▶ Work instructions
Scan the records for lines with the word "Linear", and copy every such line.

▶ Excerpted records
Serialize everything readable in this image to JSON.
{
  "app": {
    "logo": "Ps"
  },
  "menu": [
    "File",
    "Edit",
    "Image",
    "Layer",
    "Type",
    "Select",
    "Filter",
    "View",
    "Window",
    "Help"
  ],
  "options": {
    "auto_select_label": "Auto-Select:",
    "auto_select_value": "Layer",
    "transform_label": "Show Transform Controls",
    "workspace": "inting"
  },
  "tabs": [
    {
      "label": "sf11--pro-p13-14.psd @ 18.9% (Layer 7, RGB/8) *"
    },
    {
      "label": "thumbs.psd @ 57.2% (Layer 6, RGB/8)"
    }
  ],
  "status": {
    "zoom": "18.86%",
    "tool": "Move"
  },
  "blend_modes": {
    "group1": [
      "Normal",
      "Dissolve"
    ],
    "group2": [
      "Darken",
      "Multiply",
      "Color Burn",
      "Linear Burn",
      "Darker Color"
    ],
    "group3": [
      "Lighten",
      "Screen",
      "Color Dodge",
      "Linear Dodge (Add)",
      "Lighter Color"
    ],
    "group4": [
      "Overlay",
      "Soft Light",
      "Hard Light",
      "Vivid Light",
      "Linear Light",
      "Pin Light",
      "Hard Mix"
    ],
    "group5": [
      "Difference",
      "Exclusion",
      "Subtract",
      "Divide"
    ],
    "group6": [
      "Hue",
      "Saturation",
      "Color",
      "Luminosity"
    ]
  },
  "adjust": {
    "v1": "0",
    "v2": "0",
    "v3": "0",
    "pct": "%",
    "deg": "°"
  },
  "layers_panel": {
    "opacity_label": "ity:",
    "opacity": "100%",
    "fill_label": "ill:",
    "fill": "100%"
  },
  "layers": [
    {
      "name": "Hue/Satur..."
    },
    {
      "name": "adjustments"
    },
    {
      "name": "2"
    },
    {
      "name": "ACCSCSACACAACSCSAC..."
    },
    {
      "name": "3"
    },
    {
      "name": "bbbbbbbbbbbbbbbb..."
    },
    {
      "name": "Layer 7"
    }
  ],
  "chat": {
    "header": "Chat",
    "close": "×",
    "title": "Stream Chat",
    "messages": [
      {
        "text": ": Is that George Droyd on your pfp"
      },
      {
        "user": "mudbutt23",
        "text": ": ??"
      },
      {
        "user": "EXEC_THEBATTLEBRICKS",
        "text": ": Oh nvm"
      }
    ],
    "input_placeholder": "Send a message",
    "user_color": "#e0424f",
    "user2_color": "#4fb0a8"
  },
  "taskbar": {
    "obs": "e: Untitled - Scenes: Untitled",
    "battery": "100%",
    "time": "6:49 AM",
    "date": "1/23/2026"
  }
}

▶ Exercise solution
      "Linear Burn",
      "Linear Dodge (Add)",
      "Linear Light",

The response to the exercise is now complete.